__TASK PROMPT__. Select and reproduce each line of the listing below that bears the string "JSON".

____________

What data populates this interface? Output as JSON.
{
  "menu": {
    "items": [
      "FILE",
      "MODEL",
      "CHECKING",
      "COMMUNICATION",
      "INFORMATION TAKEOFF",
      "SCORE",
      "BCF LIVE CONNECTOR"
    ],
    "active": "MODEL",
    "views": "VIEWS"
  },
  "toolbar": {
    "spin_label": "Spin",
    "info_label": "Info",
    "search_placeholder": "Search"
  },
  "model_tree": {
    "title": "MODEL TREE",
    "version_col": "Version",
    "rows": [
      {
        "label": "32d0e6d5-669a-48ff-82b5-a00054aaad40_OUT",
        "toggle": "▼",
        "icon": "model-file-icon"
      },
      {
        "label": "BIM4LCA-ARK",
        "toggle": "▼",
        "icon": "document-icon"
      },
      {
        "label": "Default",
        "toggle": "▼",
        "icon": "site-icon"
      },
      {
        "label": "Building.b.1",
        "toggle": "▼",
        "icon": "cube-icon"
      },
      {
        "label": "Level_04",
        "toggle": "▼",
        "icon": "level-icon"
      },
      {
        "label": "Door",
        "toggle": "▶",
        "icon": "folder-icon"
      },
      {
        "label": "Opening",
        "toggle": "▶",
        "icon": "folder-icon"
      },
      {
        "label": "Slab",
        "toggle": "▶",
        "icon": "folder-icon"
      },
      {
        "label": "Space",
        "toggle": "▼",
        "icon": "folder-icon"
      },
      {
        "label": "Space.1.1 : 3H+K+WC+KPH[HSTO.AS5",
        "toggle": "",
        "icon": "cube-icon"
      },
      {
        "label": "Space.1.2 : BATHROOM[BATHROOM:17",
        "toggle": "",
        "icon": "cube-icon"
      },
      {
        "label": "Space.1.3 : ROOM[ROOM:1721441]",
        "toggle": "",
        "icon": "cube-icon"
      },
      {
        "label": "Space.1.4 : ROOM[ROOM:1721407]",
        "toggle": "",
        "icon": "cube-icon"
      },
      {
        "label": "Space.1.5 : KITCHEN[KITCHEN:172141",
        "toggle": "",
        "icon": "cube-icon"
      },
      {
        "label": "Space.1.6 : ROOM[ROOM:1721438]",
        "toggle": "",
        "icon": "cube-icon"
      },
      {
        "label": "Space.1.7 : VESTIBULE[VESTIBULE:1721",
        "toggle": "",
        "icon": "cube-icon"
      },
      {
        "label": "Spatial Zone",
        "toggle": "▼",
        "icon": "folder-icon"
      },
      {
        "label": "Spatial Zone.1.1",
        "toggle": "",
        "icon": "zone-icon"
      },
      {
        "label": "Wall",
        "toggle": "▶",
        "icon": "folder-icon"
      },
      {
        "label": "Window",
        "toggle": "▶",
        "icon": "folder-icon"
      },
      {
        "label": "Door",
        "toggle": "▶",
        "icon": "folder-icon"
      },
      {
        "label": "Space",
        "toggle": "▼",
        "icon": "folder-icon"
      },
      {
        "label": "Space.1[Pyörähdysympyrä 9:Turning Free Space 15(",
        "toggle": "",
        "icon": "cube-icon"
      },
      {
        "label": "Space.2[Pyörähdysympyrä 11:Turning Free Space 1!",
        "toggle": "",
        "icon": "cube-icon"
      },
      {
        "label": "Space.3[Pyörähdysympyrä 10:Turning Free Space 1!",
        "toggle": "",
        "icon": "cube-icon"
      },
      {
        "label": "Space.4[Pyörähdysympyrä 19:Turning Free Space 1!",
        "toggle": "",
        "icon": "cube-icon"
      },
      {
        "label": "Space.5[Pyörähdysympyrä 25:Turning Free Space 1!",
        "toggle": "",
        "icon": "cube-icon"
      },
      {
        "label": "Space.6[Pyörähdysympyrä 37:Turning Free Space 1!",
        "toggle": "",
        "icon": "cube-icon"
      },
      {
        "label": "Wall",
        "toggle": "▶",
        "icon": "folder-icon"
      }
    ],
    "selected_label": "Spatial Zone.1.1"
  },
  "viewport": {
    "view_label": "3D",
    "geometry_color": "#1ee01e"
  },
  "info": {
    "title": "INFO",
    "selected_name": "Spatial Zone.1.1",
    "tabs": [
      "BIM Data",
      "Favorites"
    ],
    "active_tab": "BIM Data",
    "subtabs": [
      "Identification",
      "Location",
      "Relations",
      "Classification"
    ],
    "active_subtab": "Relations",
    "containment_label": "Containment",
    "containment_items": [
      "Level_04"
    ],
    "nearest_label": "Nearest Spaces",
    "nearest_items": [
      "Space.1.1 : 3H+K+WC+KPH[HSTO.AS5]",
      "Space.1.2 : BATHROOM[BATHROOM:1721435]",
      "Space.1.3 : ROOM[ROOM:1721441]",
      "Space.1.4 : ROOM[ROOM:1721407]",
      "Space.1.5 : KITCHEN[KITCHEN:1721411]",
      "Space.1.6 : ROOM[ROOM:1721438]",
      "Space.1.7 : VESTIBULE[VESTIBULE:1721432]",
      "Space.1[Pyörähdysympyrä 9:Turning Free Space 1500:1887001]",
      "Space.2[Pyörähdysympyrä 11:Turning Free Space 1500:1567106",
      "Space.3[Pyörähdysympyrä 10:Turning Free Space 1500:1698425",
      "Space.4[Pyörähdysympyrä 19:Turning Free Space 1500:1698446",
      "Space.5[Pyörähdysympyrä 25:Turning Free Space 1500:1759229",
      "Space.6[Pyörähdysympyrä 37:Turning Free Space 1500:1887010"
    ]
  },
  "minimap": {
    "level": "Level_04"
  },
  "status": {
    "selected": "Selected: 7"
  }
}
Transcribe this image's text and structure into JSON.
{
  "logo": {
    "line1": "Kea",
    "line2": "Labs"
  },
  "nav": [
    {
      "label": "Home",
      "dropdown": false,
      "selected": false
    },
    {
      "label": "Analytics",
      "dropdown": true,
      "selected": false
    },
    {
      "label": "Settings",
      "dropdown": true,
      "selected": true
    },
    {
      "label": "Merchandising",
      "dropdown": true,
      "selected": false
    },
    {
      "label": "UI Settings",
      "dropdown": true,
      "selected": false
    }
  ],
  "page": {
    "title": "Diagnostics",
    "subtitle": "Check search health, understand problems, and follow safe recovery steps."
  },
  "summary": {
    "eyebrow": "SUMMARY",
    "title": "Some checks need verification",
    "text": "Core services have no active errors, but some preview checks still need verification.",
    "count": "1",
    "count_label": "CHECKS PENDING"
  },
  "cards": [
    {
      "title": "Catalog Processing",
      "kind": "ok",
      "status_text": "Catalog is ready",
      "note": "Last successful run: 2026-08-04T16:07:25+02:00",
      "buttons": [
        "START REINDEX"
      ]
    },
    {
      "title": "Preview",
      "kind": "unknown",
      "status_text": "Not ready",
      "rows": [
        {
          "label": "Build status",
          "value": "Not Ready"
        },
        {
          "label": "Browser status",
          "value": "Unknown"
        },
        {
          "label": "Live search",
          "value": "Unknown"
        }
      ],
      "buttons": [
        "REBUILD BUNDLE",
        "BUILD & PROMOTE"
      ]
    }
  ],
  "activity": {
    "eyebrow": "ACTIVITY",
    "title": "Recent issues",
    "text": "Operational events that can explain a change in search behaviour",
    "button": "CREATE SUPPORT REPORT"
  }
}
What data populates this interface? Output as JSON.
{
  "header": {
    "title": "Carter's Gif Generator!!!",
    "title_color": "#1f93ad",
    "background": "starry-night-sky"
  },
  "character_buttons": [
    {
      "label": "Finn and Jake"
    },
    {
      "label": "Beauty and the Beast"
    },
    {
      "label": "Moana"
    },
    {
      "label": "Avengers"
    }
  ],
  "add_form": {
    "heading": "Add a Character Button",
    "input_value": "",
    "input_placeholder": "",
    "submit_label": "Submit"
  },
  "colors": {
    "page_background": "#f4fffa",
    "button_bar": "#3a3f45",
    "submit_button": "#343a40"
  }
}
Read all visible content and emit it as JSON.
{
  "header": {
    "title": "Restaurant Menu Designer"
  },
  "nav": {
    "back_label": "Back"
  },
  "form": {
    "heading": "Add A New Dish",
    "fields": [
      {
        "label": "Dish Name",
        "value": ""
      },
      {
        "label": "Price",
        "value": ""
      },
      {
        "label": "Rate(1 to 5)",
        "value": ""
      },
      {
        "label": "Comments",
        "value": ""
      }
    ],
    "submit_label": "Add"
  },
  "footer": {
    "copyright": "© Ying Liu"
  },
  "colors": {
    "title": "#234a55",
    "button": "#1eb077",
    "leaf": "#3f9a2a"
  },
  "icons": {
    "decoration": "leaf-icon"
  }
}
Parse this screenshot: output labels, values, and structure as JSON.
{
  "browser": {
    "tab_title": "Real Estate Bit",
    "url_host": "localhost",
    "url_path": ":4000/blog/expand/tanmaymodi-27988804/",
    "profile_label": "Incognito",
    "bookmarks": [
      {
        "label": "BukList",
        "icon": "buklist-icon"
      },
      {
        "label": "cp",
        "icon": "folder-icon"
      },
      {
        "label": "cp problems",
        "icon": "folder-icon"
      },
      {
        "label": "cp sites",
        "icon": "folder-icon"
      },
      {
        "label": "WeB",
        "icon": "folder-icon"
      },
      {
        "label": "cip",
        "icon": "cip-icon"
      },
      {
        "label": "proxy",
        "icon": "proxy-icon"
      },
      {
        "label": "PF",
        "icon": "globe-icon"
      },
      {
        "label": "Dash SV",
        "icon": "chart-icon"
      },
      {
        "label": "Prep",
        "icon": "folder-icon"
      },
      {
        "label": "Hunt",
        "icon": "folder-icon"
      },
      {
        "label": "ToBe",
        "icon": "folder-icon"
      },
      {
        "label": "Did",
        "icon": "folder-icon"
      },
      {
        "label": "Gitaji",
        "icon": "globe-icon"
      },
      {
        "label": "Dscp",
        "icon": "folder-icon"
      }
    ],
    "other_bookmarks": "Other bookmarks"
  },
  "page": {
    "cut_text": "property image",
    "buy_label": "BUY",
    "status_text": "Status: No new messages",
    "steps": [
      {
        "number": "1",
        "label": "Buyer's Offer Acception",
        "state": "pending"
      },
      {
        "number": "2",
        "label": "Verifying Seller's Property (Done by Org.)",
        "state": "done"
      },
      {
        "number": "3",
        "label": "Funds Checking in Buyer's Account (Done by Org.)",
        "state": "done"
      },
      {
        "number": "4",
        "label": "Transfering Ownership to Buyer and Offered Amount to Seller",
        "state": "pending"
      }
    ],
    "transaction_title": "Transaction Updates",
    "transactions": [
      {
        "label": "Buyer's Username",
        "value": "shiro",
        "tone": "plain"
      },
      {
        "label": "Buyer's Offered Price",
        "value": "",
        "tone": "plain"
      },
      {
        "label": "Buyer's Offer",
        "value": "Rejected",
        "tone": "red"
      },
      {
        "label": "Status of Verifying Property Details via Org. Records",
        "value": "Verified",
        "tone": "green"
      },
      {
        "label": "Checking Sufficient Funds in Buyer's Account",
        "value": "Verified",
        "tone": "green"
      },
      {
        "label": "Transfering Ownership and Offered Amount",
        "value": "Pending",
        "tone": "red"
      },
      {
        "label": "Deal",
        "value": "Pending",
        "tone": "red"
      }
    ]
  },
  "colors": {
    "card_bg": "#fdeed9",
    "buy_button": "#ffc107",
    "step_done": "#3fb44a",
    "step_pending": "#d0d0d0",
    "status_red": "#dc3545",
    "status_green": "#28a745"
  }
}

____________

__ANSWER AREA__.
What data populates this interface? Output as JSON.
Transcribe this image's text and structure into JSON.
What data populates this interface? Output as JSON.
Read all visible content and emit it as JSON.
Parse this screenshot: output labels, values, and structure as JSON.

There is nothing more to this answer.